April 24, 2002
Arts and Entertainment
By Cheryl Eddy
AROUND THIS TIME last year, Angelina Jolie was in Tomb Raider mode, blasting bad guys, scaling rock walls, and unleashing a line of Jolie-ized Lara Croft action figures clad in "combat training" and "Siberia" gear. Lately, though, the famously uninhibited Jolie next to her husband, Billy Bob Thornton, she's probably the most tattooed Oscar winner on record seems to be settling down. While she spent much of her pre-Tomb Raider career creating a persona based largely on her affinity for sex and knives, and selecting roles that reinforced this wild-child image, Jolie devoted a good part of 2001 to meeting with impoverished people in countries such as Sierra Leone and Afghanistan, fulfilling her role as a goodwill ambassador for the United Nations' High Committee on Refugees. In addition, Jolie and Thornton recently adopted a baby from Cambodia, adding a third child to a brood that includes Thornton's young sons from a previous marriage. This is all happy news, of course but will all this, well, respectable behavior dull Jolie's serrated screen presence?
Don't let the big blond wig scare you. Jolie's latest, Life or Something Like It, may give off romantic comedy vibrations but casting Jolie in a role that seems custom-made for Renée Zellweger adds a certain amount of excitement to what is otherwise yet another picture extolling the virtues of love, sweet love. With Marilyn hair, Barbra nails, and Lara Croft's body, Seattle television personality Lanie Kerrigan (Jolie) could give a rat's ass about anything in her life besides her career. Except maybe her daily workouts. And, oh yeah, the photogenic Mariner, Cal (Christian Kane), she's engaged to marry. Last on her list is greasy Pete (Edward Burns, much less annoying when he's not directing himself), the cameraperson assigned to make her look good when she's up for a job in New York on a Today-ish morning show.
Lanie and Pete argue constantly he observes, not incorrectly, that her life is "a meaningless quest for the approval of others"; predictably, their fighting words mask an attraction that takes an hour or so to emerge. In the meantime, the station sends Lanie to interview "Prophet Jack" (Tony Shalhoub), a homeless fortune-teller given to predicting traffic jams and sports scores. Only on this day, he looks a Dolce and Gabbana'd Lanie in the eye and tells her she'll die in a week.
At first she doesn't believe him, but as Jack's various other forecasts come true, the weight of existential crisis settles on her perfectly toned shoulders. Her emotionally detached family mom's dead, dad's introverted, well-married rich sister still calls former fat kid Lanie "pudge" offers no comfort, nor does Cal (when she asks him why he's with her, his first response is her "great ass"). Coping comes in the forms of Social Distortion, Oreos, and a drinking bender that ends with an uncharacteristically screechy Lanie covering a transit workers strike on live television. Of course, it's in these scenes that the Jolie we know and love emerges instead of Lanie's phony, poufy coif and death-ray smile, we get flat, crazy hair and an unglued snarl.

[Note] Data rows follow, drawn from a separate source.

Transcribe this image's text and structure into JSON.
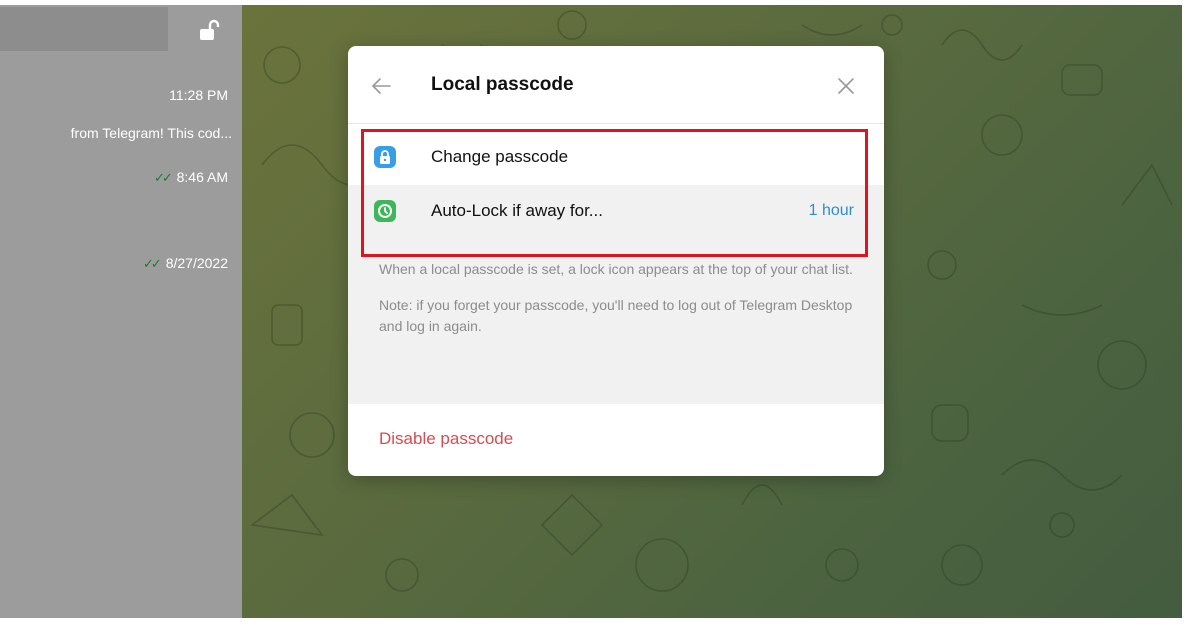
{
  "sidebar": {
    "chats": [
      {
        "time": "11:28 PM",
        "preview": "from Telegram! This cod..."
      },
      {
        "time": "8:46 AM",
        "read": true
      },
      {
        "time": "8/27/2022",
        "read": true
      }
    ],
    "check_glyph": "✓✓"
  },
  "modal": {
    "title": "Local passcode",
    "items": [
      {
        "label": "Change passcode",
        "icon": "lock-icon"
      },
      {
        "label": "Auto-Lock if away for...",
        "value": "1 hour",
        "icon": "clock-icon"
      }
    ],
    "info": [
      "When a local passcode is set, a lock icon appears at the top of your chat list.",
      "Note: if you forget your passcode, you'll need to log out of Telegram Desktop and log in again."
    ],
    "disable_label": "Disable passcode"
  },
  "colors": {
    "accent": "#2f8ec9",
    "lock_icon_bg": "#3a9ee6",
    "clock_icon_bg": "#3cb85a",
    "danger": "#d54c52",
    "highlight": "#e0141e"
  }
}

Kooky breakdown notwithstanding, the mostly gentle Life represents a definite departure for Jolie. Unwaveringly MOR director Stephen Herek (Rock Star, 101 Dalmations, Bill and Ted's Excellent Adventure) is not one to shy away from a romantic scene set to Jewel, or an extended relationship metaphor involving Altoids. The movie also tries to make the point that it's more important to follow your heart than your ambitions, and maybe on your days off you can wear an old T-shirt and act rowdy at baseball games if you want to.
But the pieces don't fit together as neatly as Life would like. For one thing, we don't really get the feeling that Lanie is all that unhappy with her life, meaningless though it is, pre-doomsday sentence. And even after her transformation, when she's discussing her opportunity in New York with Pete, she says, "It's everything I ever dreamed of!," and we still believe her. Life rests heavily on the conceit that the possibility of a romantic relationship especially one that's just a few days old, with someone you detested days before requires scaling back lifelong career aspirations.
Still, Jolie is captivating enough to give the old-fashioned Life a little spring in its step. It wouldn't be a romantic comedy without a happy ending, after all and chances are, the versatile Jolie won't make a habit of applying her talents to so-so films that rely a little too much on her ability to look foxy in a skirt and heels. 'Life or Something Like It' opens Fri/26 at Bay Area theaters. See Movie clock, in Film listings, for show times.